→ **Records for the exercise**:
=======

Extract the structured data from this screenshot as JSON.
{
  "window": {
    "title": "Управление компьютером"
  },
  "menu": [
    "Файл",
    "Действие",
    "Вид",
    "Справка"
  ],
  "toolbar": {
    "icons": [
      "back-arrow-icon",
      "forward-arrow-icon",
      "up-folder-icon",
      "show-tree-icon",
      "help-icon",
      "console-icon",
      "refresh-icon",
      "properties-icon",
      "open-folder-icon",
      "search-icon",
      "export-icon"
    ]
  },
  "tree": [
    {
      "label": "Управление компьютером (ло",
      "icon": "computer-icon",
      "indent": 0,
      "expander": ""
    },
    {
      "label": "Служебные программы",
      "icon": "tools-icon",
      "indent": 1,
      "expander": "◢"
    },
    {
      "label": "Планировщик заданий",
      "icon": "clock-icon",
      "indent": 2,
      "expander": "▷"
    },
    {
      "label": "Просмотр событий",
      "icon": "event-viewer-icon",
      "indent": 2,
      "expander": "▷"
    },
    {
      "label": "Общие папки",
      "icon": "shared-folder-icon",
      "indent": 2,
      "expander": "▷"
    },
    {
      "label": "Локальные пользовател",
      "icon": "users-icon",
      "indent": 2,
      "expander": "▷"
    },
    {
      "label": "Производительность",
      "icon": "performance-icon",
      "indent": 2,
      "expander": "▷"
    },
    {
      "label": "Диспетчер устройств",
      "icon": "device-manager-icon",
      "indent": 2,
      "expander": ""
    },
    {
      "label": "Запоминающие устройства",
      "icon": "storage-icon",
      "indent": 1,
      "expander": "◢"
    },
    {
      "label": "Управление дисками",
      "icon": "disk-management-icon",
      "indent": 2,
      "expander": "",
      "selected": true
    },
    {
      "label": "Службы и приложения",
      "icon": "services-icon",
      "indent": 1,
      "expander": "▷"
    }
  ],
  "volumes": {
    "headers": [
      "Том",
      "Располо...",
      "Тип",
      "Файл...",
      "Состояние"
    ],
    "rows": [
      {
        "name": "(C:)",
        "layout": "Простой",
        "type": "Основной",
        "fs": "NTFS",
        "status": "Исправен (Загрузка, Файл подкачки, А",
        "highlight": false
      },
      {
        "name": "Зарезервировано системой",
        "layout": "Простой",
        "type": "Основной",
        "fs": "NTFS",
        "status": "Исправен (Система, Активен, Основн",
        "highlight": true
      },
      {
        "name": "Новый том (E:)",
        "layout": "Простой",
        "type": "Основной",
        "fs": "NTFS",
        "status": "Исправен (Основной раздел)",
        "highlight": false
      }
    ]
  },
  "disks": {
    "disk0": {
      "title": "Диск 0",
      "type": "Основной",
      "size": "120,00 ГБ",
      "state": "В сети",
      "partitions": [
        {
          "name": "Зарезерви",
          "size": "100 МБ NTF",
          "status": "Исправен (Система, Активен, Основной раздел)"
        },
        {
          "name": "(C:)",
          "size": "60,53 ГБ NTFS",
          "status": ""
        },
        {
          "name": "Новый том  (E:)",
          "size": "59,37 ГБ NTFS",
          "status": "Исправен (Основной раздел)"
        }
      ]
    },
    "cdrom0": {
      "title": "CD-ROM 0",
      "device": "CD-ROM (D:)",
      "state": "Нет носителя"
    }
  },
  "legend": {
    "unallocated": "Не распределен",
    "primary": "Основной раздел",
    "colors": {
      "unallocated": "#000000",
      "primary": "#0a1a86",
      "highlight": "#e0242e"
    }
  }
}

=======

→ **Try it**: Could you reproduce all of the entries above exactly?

→ **Finished exercise**:
Extract the structured data from this screenshot as JSON.
{
  "window": {
    "title": "Управление компьютером"
  },
  "menu": [
    "Файл",
    "Действие",
    "Вид",
    "Справка"
  ],
  "toolbar": {
    "icons": [
      "back-arrow-icon",
      "forward-arrow-icon",
      "up-folder-icon",
      "show-tree-icon",
      "help-icon",
      "console-icon",
      "refresh-icon",
      "properties-icon",
      "open-folder-icon",
      "search-icon",
      "export-icon"
    ]
  },
  "tree": [
    {
      "label": "Управление компьютером (ло",
      "icon": "computer-icon",
      "indent": 0,
      "expander": ""
    },
    {
      "label": "Служебные программы",
      "icon": "tools-icon",
      "indent": 1,
      "expander": "◢"
    },
    {
      "label": "Планировщик заданий",
      "icon": "clock-icon",
      "indent": 2,
      "expander": "▷"
    },
    {
      "label": "Просмотр событий",
      "icon": "event-viewer-icon",
      "indent": 2,
      "expander": "▷"
    },
    {
      "label": "Общие папки",
      "icon": "shared-folder-icon",
      "indent": 2,
      "expander": "▷"
    },
    {
      "label": "Локальные пользовател",
      "icon": "users-icon",
      "indent": 2,
      "expander": "▷"
    },
    {
      "label": "Производительность",
      "icon": "performance-icon",
      "indent": 2,
      "expander": "▷"
    },
    {
      "label": "Диспетчер устройств",
      "icon": "device-manager-icon",
      "indent": 2,
      "expander": ""
    },
    {
      "label": "Запоминающие устройства",
      "icon": "storage-icon",
      "indent": 1,
      "expander": "◢"
    },
    {
      "label": "Управление дисками",
      "icon": "disk-management-icon",
      "indent": 2,
      "expander": "",
      "selected": true
    },
    {
      "label": "Службы и приложения",
      "icon": "services-icon",
      "indent": 1,
      "expander": "▷"
    }
  ],
  "volumes": {
    "headers": [
      "Том",
      "Располо...",
      "Тип",
      "Файл...",
      "Состояние"
    ],
    "rows": [
      {
        "name": "(C:)",
        "layout": "Простой",
        "type": "Основной",
        "fs": "NTFS",
        "status": "Исправен (Загрузка, Файл подкачки, А",
        "highlight": false
      },
      {
        "name": "Зарезервировано системой",
        "layout": "Простой",
        "type": "Основной",
        "fs": "NTFS",
        "status": "Исправен (Система, Активен, Основн",
        "highlight": true
      },
      {
        "name": "Новый том (E:)",
        "layout": "Простой",
        "type": "Основной",
        "fs": "NTFS",
        "status": "Исправен (Основной раздел)",
        "highlight": false
      }
    ]
  },
  "disks": {
    "disk0": {
      "title": "Диск 0",
      "type": "Основной",
      "size": "120,00 ГБ",
      "state": "В сети",
      "partitions": [
        {
          "name": "Зарезерви",
          "size": "100 МБ NTF",
          "status": "Исправен (Система, Активен, Основной раздел)"
        },
        {
          "name": "(C:)",
          "size": "60,53 ГБ NTFS",
          "status": ""
        },
        {
          "name": "Новый том  (E:)",
          "size": "59,37 ГБ NTFS",
          "status": "Исправен (Основной раздел)"
        }
      ]
    },
    "cdrom0": {
      "title": "CD-ROM 0",
      "device": "CD-ROM (D:)",
      "state": "Нет носителя"
    }
  },
  "legend": {
    "unallocated": "Не распределен",
    "primary": "Основной раздел",
    "colors": {
      "unallocated": "#000000",
      "primary": "#0a1a86",
      "highlight": "#e0242e"
    }
  }
}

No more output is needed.